Given that, until now, I still held out hope for Holden as an importer cherry-picking the best models in GM’s portfolio and adapting them for the Australian market, even after axing the Commodore altogether, this announcement leaves me gutted, especially since I have been lucky enough to see (and hear) many of their iconic models on the road throughout my life. Twenty, or even ten years ago, I never thought Holden would be axed, but now that it will be in a year’s time, I feel nothing but disappointment and bitterness; the fact that it comes so soon after the end of local manufacturing only makes it worse.
Of greater concern is the fallout from Holden’s demise, one-and-a-half centuries after the name first appeared on a saddlery, and just three years short of its 75th anniversary. The design studio in Melbourne and the Lang Lang proving ground will be closed down (and most likely bulldozed), leading to hundreds of jobs being lost - and to add insult to injury, this could put GM’s plans to export the C8 Corvette to Australia in limbo.

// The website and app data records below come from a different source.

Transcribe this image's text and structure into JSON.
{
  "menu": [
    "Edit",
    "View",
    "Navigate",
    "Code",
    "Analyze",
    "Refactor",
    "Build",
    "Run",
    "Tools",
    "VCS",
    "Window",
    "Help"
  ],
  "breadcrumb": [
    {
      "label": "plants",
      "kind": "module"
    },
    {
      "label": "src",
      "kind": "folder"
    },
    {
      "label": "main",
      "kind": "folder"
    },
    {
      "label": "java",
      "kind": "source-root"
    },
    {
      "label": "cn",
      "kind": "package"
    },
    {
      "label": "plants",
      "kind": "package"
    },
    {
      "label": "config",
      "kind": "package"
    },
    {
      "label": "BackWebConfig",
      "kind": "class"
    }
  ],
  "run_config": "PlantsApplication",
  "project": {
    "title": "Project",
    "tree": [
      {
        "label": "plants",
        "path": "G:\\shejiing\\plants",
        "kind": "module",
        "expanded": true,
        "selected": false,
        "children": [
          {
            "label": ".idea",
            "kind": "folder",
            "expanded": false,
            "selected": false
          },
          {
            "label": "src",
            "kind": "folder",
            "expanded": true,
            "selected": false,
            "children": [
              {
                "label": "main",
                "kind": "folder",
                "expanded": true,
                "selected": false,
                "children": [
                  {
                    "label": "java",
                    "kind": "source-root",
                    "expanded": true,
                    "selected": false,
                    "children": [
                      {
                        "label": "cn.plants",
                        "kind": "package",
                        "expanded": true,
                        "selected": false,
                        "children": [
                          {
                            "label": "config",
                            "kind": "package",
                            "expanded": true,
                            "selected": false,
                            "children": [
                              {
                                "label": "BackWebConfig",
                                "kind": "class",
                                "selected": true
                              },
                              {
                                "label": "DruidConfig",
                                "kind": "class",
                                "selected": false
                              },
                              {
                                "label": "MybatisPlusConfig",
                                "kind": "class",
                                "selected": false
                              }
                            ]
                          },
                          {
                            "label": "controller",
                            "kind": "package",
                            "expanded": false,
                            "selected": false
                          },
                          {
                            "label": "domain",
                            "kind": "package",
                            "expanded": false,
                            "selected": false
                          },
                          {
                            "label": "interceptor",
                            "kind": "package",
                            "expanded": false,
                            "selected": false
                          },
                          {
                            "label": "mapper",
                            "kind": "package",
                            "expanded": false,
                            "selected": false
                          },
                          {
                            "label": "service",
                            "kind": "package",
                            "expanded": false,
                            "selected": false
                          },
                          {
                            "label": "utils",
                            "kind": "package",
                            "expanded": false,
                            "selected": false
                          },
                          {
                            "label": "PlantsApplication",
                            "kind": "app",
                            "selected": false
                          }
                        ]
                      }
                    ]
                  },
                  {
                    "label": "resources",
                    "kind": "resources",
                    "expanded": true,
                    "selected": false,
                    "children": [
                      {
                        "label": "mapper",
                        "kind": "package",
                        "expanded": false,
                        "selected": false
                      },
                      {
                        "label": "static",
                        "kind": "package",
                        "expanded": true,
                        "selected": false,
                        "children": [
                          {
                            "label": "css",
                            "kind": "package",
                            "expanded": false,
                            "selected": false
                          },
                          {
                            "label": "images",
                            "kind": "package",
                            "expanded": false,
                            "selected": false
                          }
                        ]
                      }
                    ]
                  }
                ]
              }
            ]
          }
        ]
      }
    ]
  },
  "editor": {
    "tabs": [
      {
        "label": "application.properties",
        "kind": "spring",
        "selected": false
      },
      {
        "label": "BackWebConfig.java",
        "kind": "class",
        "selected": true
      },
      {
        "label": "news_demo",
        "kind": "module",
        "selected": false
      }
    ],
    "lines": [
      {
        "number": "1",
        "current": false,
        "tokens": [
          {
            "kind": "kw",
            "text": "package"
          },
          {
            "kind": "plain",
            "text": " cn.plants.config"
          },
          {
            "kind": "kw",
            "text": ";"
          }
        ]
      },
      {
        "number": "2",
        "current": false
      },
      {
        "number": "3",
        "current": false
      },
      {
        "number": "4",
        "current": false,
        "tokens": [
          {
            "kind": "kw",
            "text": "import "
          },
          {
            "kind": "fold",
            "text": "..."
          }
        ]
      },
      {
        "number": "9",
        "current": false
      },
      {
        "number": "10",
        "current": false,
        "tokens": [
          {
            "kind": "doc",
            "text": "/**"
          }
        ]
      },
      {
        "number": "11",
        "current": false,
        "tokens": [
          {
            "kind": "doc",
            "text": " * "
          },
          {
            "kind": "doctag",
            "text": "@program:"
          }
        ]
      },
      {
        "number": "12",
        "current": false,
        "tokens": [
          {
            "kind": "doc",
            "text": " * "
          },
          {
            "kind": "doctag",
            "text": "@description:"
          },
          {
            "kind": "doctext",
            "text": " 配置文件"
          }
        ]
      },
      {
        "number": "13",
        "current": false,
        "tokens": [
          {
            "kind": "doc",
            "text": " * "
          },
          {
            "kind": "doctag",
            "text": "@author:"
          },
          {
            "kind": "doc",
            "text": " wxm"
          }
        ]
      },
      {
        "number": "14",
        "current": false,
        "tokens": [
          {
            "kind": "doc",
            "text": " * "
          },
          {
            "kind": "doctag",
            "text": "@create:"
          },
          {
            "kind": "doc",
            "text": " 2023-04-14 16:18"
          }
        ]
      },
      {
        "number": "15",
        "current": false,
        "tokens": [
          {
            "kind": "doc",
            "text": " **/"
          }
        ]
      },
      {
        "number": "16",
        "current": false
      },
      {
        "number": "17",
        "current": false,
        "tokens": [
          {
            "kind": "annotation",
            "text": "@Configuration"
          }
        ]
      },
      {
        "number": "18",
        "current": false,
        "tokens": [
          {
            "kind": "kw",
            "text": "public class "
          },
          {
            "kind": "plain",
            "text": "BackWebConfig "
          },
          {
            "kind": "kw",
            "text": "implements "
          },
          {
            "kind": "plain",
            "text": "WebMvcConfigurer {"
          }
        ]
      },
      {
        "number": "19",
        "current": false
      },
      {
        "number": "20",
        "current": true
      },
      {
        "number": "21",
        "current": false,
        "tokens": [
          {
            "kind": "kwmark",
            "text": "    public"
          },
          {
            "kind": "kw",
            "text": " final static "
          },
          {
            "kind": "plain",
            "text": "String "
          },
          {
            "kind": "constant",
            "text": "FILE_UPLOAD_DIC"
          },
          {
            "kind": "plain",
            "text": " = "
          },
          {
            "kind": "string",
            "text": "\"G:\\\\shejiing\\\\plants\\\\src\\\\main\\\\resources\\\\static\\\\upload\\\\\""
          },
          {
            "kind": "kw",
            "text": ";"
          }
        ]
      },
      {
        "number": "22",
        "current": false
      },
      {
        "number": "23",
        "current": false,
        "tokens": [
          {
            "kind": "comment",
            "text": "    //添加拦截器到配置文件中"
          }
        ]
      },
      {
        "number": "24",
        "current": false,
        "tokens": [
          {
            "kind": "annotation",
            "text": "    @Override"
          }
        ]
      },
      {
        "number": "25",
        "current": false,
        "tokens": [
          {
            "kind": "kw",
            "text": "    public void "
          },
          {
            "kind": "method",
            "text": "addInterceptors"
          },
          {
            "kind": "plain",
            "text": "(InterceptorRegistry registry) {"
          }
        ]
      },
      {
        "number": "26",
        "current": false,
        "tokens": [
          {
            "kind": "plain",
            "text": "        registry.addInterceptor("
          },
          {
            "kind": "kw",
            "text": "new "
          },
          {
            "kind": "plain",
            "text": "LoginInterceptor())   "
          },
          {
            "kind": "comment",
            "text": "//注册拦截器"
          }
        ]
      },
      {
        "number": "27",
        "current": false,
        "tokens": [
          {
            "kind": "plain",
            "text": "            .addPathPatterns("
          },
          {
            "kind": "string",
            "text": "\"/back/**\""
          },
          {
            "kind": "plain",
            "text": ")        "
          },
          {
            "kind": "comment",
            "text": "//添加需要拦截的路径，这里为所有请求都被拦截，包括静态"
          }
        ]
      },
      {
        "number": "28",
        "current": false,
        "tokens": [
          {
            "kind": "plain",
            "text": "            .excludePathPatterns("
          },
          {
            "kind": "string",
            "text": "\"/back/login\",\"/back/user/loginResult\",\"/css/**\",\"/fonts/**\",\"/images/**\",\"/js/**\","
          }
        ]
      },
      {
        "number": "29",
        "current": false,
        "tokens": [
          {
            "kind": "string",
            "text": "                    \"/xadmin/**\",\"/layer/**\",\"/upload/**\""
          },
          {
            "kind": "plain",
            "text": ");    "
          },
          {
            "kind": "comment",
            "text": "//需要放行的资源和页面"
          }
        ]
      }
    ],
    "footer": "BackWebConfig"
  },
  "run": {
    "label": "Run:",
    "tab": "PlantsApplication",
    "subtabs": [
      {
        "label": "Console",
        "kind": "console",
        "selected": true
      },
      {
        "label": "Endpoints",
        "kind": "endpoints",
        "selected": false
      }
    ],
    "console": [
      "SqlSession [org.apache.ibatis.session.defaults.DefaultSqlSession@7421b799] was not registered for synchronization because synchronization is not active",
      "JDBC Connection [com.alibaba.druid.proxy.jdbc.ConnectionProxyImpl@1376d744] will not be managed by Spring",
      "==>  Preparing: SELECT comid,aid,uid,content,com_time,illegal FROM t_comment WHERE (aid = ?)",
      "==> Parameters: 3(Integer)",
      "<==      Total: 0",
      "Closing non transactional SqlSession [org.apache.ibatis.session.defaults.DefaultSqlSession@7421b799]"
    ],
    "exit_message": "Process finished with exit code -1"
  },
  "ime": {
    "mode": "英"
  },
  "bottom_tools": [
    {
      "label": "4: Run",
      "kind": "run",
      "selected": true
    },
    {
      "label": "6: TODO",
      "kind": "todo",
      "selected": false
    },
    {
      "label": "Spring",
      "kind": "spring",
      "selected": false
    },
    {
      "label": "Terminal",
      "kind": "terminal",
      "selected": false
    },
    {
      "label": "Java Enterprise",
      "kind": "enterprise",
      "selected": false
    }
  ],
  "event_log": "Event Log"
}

Moreover, Holden’s demise has blindsided the Australian government, leaving even the current Prime Minister, Scott Morrison, furious, and to add insult to injury, GM as a whole is withdrawing permanently from all right-hand-drive markets (as evidenced by its decision to sell the Thai factory in which the current Colorado is made to Chinese manufacturer Great Wall Motors) to focus on its strongholds in China and North America - which means that it will never again be considered a global automaker.
Abandoning the Australian market will not only cost GM billions of dollars in the short and long term, but will also deprive Australia of a cultural and motorsport legacy stretching back several decades. Understandably, the Supercars Championship is going to be changed forever - the Commodore will disappear from the grid within a year or two - and many drivers and teams are already paying tribute to the soon-to-be extinct brand they raced for and/or against through the years:
On top of that, HSV will be replaced by the less memorably named General Motors Specialty Vehicles - Walkinshaw Performance would have been a more fitting moniker for Holden’s go-faster arm.
So what do you think about the demise of Holden as a whole - a sad downfall which went from an impossibility several decades ago to an inevitability today?